We're graphing rational functions with holes, here is another example; y equals x³ plus x² minus 6x over 6x. Now the first thing I like to do is factor these expressions so I know where the x intercepts are, and this numerator has a common factor of x. So I'll pull that out, x² plus x minus 6 is left over and the denominator 6x. Now this is a quadratic, it looks factorable so let me factor that. I'll have x plus or minus something, x plus or minus something to give me x². And to give me 6, a 2 and a 3 would work because 3 minus 2 would give me 1. So plus 3 minus 2, that gives me -6, 3x minus 2x is x, perfect.
And now when I have the common factor of x, I can cancel so long as I remember that this equals 1/6 x plus 3, x minus 2 for x not equals to 0. I've gotten rid of the factor in the denominator that makes this function undefined at 0, but I have to record that the domain is still x not equal to 0.

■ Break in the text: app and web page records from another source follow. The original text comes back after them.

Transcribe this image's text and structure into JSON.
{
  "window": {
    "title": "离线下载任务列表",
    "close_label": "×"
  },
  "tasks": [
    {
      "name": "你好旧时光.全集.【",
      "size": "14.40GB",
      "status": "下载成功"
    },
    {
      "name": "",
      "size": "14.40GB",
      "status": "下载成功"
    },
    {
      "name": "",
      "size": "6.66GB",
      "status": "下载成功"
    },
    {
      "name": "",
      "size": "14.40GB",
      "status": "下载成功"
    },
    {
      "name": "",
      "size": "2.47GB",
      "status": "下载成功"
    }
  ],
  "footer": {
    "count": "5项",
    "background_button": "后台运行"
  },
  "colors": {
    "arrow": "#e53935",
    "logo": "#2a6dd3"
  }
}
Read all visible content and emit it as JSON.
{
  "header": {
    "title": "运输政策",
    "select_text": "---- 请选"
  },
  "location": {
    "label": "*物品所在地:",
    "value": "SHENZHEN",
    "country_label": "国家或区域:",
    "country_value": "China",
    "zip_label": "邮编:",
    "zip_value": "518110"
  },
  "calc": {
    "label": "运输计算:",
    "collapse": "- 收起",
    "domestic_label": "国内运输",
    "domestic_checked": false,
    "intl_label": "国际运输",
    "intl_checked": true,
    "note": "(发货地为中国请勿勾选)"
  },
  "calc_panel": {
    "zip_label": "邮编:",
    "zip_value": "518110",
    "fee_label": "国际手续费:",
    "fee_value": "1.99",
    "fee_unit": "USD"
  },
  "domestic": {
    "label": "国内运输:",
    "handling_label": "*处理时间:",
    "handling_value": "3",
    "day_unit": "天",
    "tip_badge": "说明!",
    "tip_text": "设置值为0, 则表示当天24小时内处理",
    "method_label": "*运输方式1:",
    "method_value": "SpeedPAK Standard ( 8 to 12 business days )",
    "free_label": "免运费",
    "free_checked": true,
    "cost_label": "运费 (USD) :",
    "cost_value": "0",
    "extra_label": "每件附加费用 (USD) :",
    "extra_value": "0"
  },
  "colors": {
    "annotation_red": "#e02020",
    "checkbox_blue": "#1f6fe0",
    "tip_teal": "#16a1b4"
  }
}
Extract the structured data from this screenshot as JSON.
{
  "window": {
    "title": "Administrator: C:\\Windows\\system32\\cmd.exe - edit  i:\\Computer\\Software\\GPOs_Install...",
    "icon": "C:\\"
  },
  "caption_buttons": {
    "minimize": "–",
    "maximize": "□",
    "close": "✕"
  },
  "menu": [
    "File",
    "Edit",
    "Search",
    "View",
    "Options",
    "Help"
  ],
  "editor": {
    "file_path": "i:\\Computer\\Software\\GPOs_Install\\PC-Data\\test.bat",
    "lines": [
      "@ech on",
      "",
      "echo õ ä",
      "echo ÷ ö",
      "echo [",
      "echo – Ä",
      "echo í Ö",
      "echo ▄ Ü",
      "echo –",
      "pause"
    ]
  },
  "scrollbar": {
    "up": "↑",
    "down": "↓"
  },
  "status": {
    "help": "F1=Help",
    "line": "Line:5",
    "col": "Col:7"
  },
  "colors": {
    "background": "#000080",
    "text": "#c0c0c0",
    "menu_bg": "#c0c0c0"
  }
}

Now this function looks like it's a parabola. This is a quadratic function with a little hole in and since it's factored we know where the x intercepts are. The x intercepts are at -3,0 and 2,0, so let's plot those. Here is -3,0, here is 2,0. And if we plot one or two other points, we'll have enough to draw the graph. Now the hole is going to be at x equals 0, and even though this is a hole, this expression is defined for 0. So I can find the y coordinate of the 0 by plugging in. So the hole is at 0, something, so let me plug zero and I get 3 times -2, -6 times 1/6, -1, that's where our hole is.
So I'll put a little open circle at 0,-1 that's my hole. And then let's try -1, at x equals -1, what is y? Well it's 1/6 of -1 plus 3,2, -1 minus 2, -3, I'm sorry this should be 1/6 and that's 1/6 of -6, -1. At -1 we have a y value of -1, so here is another -1. It looks like our parabola is going to look something like this. It's got a little hole at x equals 0 that's our graph.